When you identify the characteristics of your customers, you will ascertain where to find them, what publications they read, what organizations they are most likely to join, and how to reach them. Begin by describing all the qualities of your work and whom they will attract.

18. Integrate charitable donations into your marketing plan.
Donate a percentage of your sales to a favorite charity, ideally one that is related to the subject matter of your work. This is one of the best sources of satisfaction as well as self-promotion.

19. Maintain good health, and take care of yourself.
If your health is impaired, your career will be threatened. Balance work with relaxation and healthy nutrition. Exercise regularly. If you spend many hours sitting at your easel, get up and stretch every hour. Avoid the use of toxic artist materials, as well as toxic environments and relationships.

20. Break large projects down into smaller chunks.

It has been said that a journey of 1,000 miles begins with a single step. If you are setting aside important projects waiting for that big block of time to be available you’ll discover that it may never arrive. It is better to use the five-minute strategy and tackle the project with small amounts of time on a regular basis.

21. Add pleasure to your tasks.
Buy and/or create organization supplies that are colorful, well-designed and aesthetically appealing to you in order to make working with them a creative experience.

22. Plan ahead.
Make tomorrow’s plans and write your “To Do” list the night before and arrange the activities in order of urgency.

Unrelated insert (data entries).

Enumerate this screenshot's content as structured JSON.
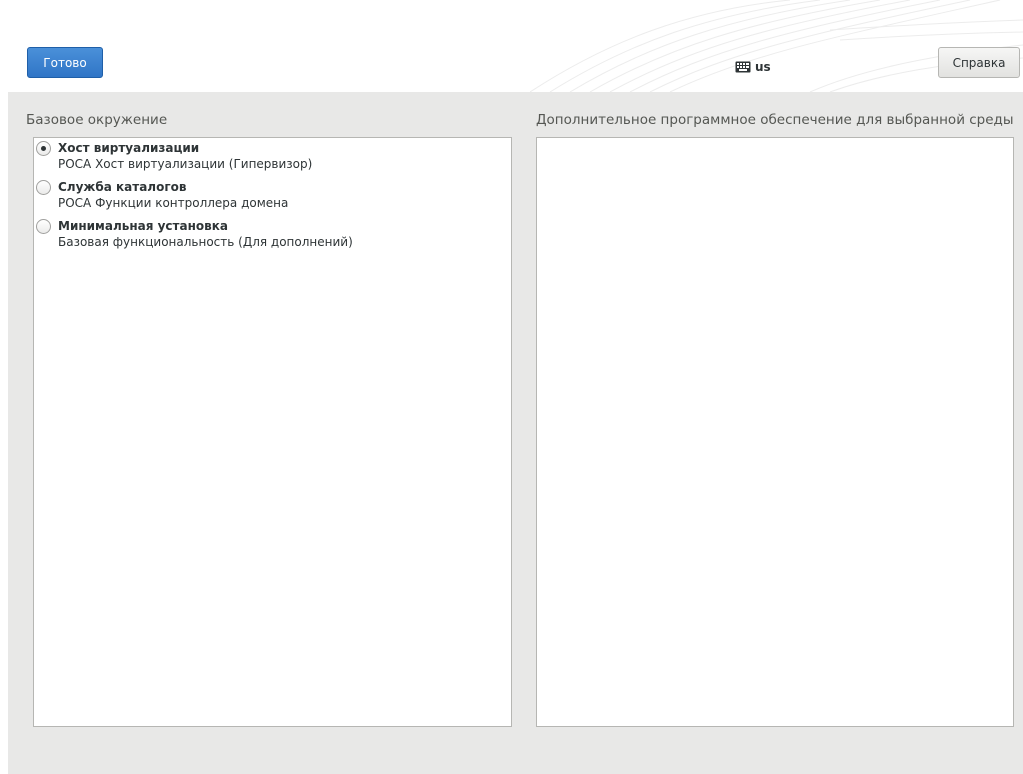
{
  "header": {
    "done_label": "Готово",
    "help_label": "Справка",
    "keyboard_layout": "us",
    "keyboard_icon": "keyboard-icon"
  },
  "main": {
    "base_env_label": "Базовое окружение",
    "addons_label": "Дополнительное программное обеспечение для выбранной среды",
    "environments": [
      {
        "title": "Хост виртуализации",
        "description": "РОСА Хост виртуализации (Гипервизор)",
        "selected": true
      },
      {
        "title": "Служба каталогов",
        "description": "РОСА Функции контроллера домена",
        "selected": false
      },
      {
        "title": "Минимальная установка",
        "description": "Базовая функциональность (Для дополнений)",
        "selected": false
      }
    ],
    "addons": []
  },
  "colors": {
    "accent": "#3b83cf",
    "content_bg": "#e8e8e7",
    "panel_border": "#b6b6b3"
  }
}
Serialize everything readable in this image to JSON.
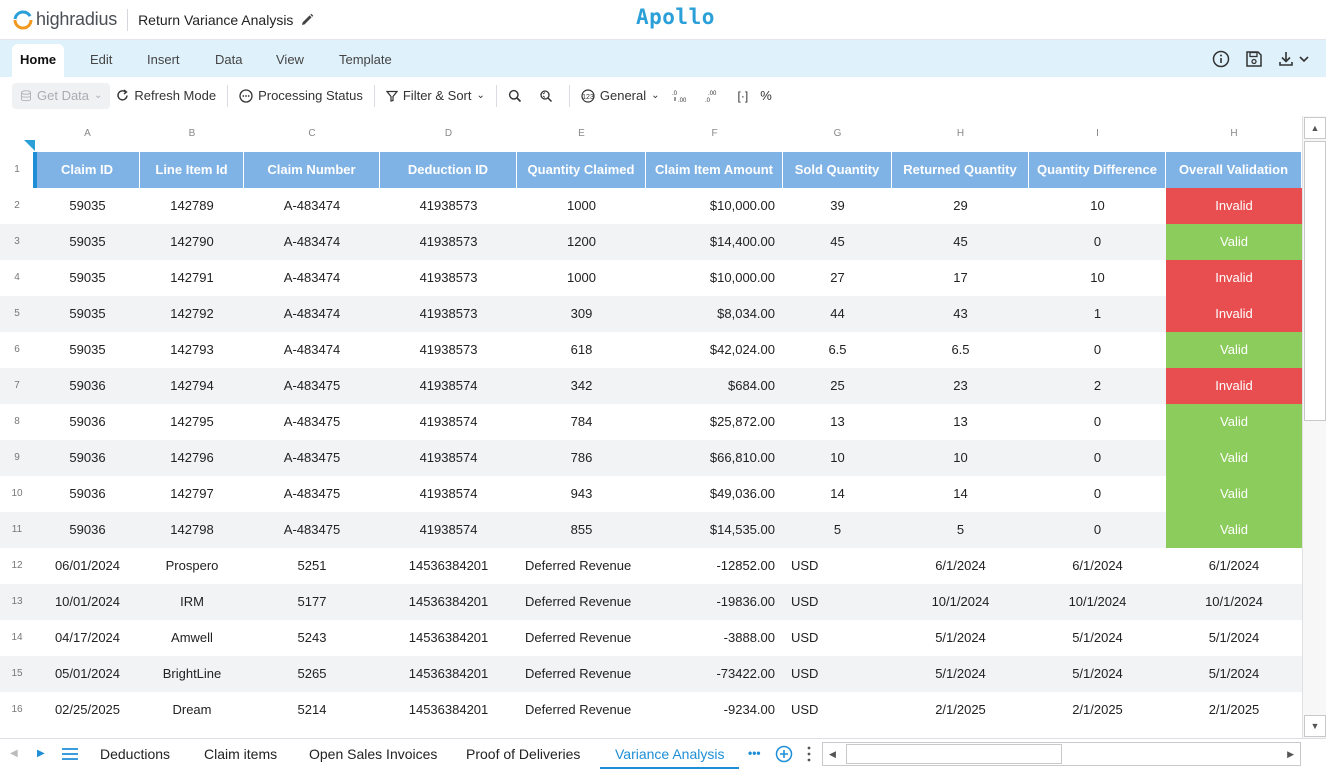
{
  "app": {
    "brand": "highradius",
    "document_title": "Return Variance Analysis",
    "product": "Apollo",
    "accent_color": "#2a9fd8"
  },
  "ribbon": {
    "tabs": [
      "Home",
      "Edit",
      "Insert",
      "Data",
      "View",
      "Template"
    ],
    "active_tab": "Home",
    "right_icons": [
      "info-icon",
      "save-icon",
      "download-icon"
    ]
  },
  "toolbar": {
    "get_data": "Get Data",
    "refresh_mode": "Refresh Mode",
    "processing_status": "Processing Status",
    "filter_sort": "Filter & Sort",
    "number_format": "General",
    "percent": "%",
    "bracket": "[·]"
  },
  "grid": {
    "column_letters": [
      "A",
      "B",
      "C",
      "D",
      "E",
      "F",
      "G",
      "H",
      "I",
      "H"
    ],
    "headers": [
      "Claim ID",
      "Line Item Id",
      "Claim Number",
      "Deduction ID",
      "Quantity Claimed",
      "Claim Item Amount",
      "Sold Quantity",
      "Returned Quantity",
      "Quantity Difference",
      "Overall Validation"
    ],
    "row_numbers": [
      "1",
      "2",
      "3",
      "4",
      "5",
      "6",
      "7",
      "8",
      "9",
      "10",
      "11",
      "12",
      "13",
      "14",
      "15",
      "16"
    ],
    "rows": [
      [
        "59035",
        "142789",
        "A-483474",
        "41938573",
        "1000",
        "$10,000.00",
        "39",
        "29",
        "10",
        "Invalid"
      ],
      [
        "59035",
        "142790",
        "A-483474",
        "41938573",
        "1200",
        "$14,400.00",
        "45",
        "45",
        "0",
        "Valid"
      ],
      [
        "59035",
        "142791",
        "A-483474",
        "41938573",
        "1000",
        "$10,000.00",
        "27",
        "17",
        "10",
        "Invalid"
      ],
      [
        "59035",
        "142792",
        "A-483474",
        "41938573",
        "309",
        "$8,034.00",
        "44",
        "43",
        "1",
        "Invalid"
      ],
      [
        "59035",
        "142793",
        "A-483474",
        "41938573",
        "618",
        "$42,024.00",
        "6.5",
        "6.5",
        "0",
        "Valid"
      ],
      [
        "59036",
        "142794",
        "A-483475",
        "41938574",
        "342",
        "$684.00",
        "25",
        "23",
        "2",
        "Invalid"
      ],
      [
        "59036",
        "142795",
        "A-483475",
        "41938574",
        "784",
        "$25,872.00",
        "13",
        "13",
        "0",
        "Valid"
      ],
      [
        "59036",
        "142796",
        "A-483475",
        "41938574",
        "786",
        "$66,810.00",
        "10",
        "10",
        "0",
        "Valid"
      ],
      [
        "59036",
        "142797",
        "A-483475",
        "41938574",
        "943",
        "$49,036.00",
        "14",
        "14",
        "0",
        "Valid"
      ],
      [
        "59036",
        "142798",
        "A-483475",
        "41938574",
        "855",
        "$14,535.00",
        "5",
        "5",
        "0",
        "Valid"
      ],
      [
        "06/01/2024",
        "Prospero",
        "5251",
        "14536384201",
        "Deferred Revenue",
        "-12852.00",
        "USD",
        "6/1/2024",
        "6/1/2024",
        "6/1/2024"
      ],
      [
        "10/01/2024",
        "IRM",
        "5177",
        "14536384201",
        "Deferred Revenue",
        "-19836.00",
        "USD",
        "10/1/2024",
        "10/1/2024",
        "10/1/2024"
      ],
      [
        "04/17/2024",
        "Amwell",
        "5243",
        "14536384201",
        "Deferred Revenue",
        "-3888.00",
        "USD",
        "5/1/2024",
        "5/1/2024",
        "5/1/2024"
      ],
      [
        "05/01/2024",
        "BrightLine",
        "5265",
        "14536384201",
        "Deferred Revenue",
        "-73422.00",
        "USD",
        "5/1/2024",
        "5/1/2024",
        "5/1/2024"
      ],
      [
        "02/25/2025",
        "Dream",
        "5214",
        "14536384201",
        "Deferred Revenue",
        "-9234.00",
        "USD",
        "2/1/2025",
        "2/1/2025",
        "2/1/2025"
      ]
    ],
    "status_colors": {
      "Invalid": "#e84e50",
      "Valid": "#8ccc5c"
    },
    "header_color": "#7fb2e5"
  },
  "sheets": {
    "tabs": [
      "Deductions",
      "Claim items",
      "Open Sales Invoices",
      "Proof of Deliveries",
      "Variance Analysis"
    ],
    "active_tab": "Variance Analysis",
    "more": "•••"
  }
}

At the end of the day, clean up and de-clutter your work area and you’ll start the next day with a clear mind.

23. Keep a closed door to your private studio.
This should be your sacred space. Let others know that you want to be left alone with your creativity. You should also provide time to brainstorm, daydream, meditate and restore balance. Set limits on your social and family demands.

24. Don’t strive for perfection; you’ll never attain it; no human ever has.
Give yourself a break. If you are a perfectionist, you probably have impossibly high standards. How many times have you kept working on something only to waste more time and increase frustration? Knowing when it’s time to let it go — for now or forever — is a great lesson.

25. Continually educate yourself on the business of being an artist.
Read and follow the wealth of advice offered in publications such as Art Calendar magazine, and seek out informative Web sites, blogs, books, workshops and teleseminars.

I hope you will incorporate one or more of these golden rules each day. Please let me know how they improve your life and career! AC

Renée Phillips is the Director of Manhattan Arts International at http://www.manhattanarts.com . Known as “The Artrepreneur Coach,” she counsels artists worldwide and is a motivational speaker. She is the author of Success Now! For Artists: A Motivational Guide For The Artrepreneur, and other books. Please join her group Manhattan Arts International on LinkedIn , follow her on Twitter @reneephillipsny , and join her Facebook group, Renée Phillips The Artrepreneur Coach . You can also follow her blog at http://reneephillips.blogspot.com . Read more of her articles in the Art Ezine section of the Manhattan Arts Web site,
http://www.manhattanarts.com .

No comments:

Post a Comment